HORSE NUMBER TWO
OCTOBER 2015 – Shock wave neck (based on acupuncture exam). JANUARY 2016 – Inject Coffin Joints, Osphos®, Inject back, Acupuncture with Laser Therapy. FEBRUARY 2016 – Acupuncture with Laser Therapy, Shock wave back and LF pastern, Shock wave neck and suspensory ligament. MARCH 2016 – Shock wave suspensory ligament, Shock wave fetlock joint. MAY 2016 – Inject hocks, Inject Coffin Joints, Shock wave neck. JUNE 2016 – Inject coffin joints, Shock wave neck, Osphos®. JULY 2016 – Shock wave back and neck, Inject coffin joints. AUGUST 2016 – Shock wave RF tendon, Shock wave RF tendon. SEPTEMBER 2016 – Shock wave tendon.
… and then I got hold of him, and did a prepurchase examination (with X-rays) so that someone else bought him and…
Jan 1 2017 – Dec 2017 – Vaccinations in May and November.
So, I’m not really sure what to make of this. I can think of several possibilities.
1. These horses were really in a lot of physical trouble at one time. Both of them. Thanks to multi-modal (and multi-cultural, I suppose) therapy, both horses made remarkable recoveries and have not had any problems in the past 18 months.
2, We have been really lucky.
3. Maybe they didn’t need all that stuff in the first place.
4. The rider and I have really missed the boat. These horses have lots of problems. Happily, the horses keep performing, and winning in spite of us.
5. We know what we’re doing.

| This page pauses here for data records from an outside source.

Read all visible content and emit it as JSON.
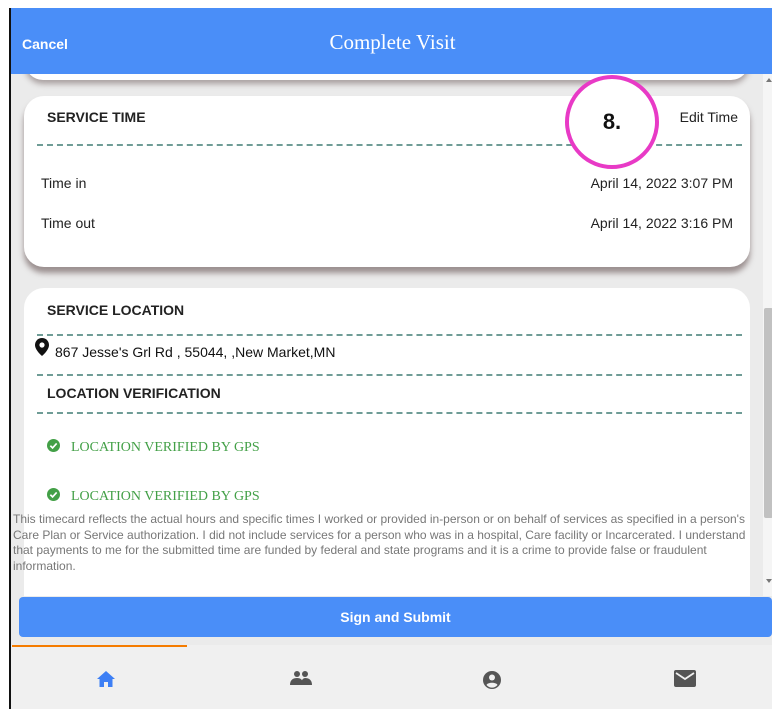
{
  "header": {
    "cancel_label": "Cancel",
    "title": "Complete Visit"
  },
  "service_time": {
    "title": "SERVICE TIME",
    "edit_label": "Edit Time",
    "time_in_label": "Time in",
    "time_in_value": "April 14, 2022 3:07 PM",
    "time_out_label": "Time out",
    "time_out_value": "April 14, 2022 3:16 PM"
  },
  "service_location": {
    "title": "SERVICE LOCATION",
    "address": "867 Jesse's Grl Rd , 55044, ,New Market,MN",
    "icon": "map-pin-icon"
  },
  "location_verification": {
    "title": "LOCATION VERIFICATION",
    "items": [
      "LOCATION VERIFIED BY GPS",
      "LOCATION VERIFIED BY GPS"
    ],
    "icon": "check-circle-icon",
    "color": "#43a047"
  },
  "disclaimer": "This timecard reflects the actual hours and specific times I worked or provided in-person or on behalf of services as specified in a person's Care Plan or Service authorization. I did not include services for a person who was in a hospital, Care facility or Incarcerated. I understand that payments to me for the submitted time are funded by federal and state programs and it is a crime to provide false or fraudulent information.",
  "submit_label": "Sign and Submit",
  "nav": {
    "items": [
      {
        "icon": "home-icon",
        "active": true
      },
      {
        "icon": "people-icon",
        "active": false
      },
      {
        "icon": "account-icon",
        "active": false
      },
      {
        "icon": "mail-icon",
        "active": false
      }
    ],
    "active_color": "#3d7ff5",
    "indicator_color": "#f57c00"
  },
  "annotation": {
    "label": "8.",
    "color": "#e83ac6"
  },
  "colors": {
    "accent": "#4a8ef8",
    "dash": "#6f9c96",
    "verified": "#43a047"
  }
}
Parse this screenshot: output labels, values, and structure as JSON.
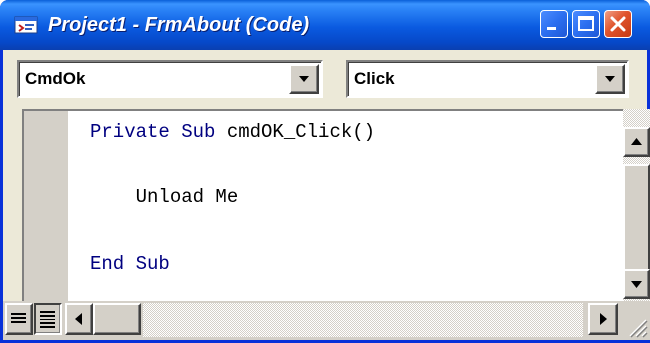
{
  "window": {
    "title": "Project1 - FrmAbout (Code)",
    "colors": {
      "titlebar": "#0a5ae0",
      "keyword": "#000080",
      "text": "#000000",
      "chrome": "#ece9d8"
    }
  },
  "icons": {
    "window": "code-window-icon",
    "minimize": "minimize-icon",
    "maximize": "maximize-icon",
    "close": "close-icon",
    "dropdown": "chevron-down-icon",
    "procedure_view": "procedure-view-icon",
    "full_module_view": "full-module-view-icon"
  },
  "object_combo": {
    "value": "CmdOk"
  },
  "procedure_combo": {
    "value": "Click"
  },
  "code": {
    "lines": [
      {
        "keyword": "Private Sub",
        "text": " cmdOK_Click()"
      },
      {
        "keyword": "",
        "text": "    Unload Me"
      },
      {
        "keyword": "End Sub",
        "text": ""
      }
    ]
  }
}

Of course, all of this brings me back around to the start of this whole little exercise, which was to point out that, yes, there are lots of lots of things that are done to horses, and there are lots of enthusiastic people endorsing and enthusiastically applying lots of different treatments. But at the end of the day, I find myself wondering what’s really doing the horse much good, and if all of the treatments that horses get – especially performance horses – are really necessary. I mean, certainly, some horses need care, but in my experience, and from my observations, many/most of the therapies that people use on the horses don’t seem to really have an important role in their actually health and performance, at least not so that anyone can actually demonstrate objectively.
I don’t think it’s appropriate to generalize experience based on two horses to the entire equestrian community, but then again, I don’t recall seeing anyone ever having looked at this sort of before and after experience. Still, I do think that there are some things you can take away. I guess one thing that I’d suggest is that if you do think that there’s something wrong with your performance horse, there are lots of things to think about besides there being something physically wrong with your horse. Not all performance horse “problems” have underlying problems that can be fixed by medicine. Not all that comes under the heading of “medicine” or “helping” is shown to do much, anyway. In fact, in many cases, less is more. Medicine can’t substitute for sensible training, allowing a horse to be a horse, reasonable expectations, etc. Who knows, maybe your horse could do more with less, too!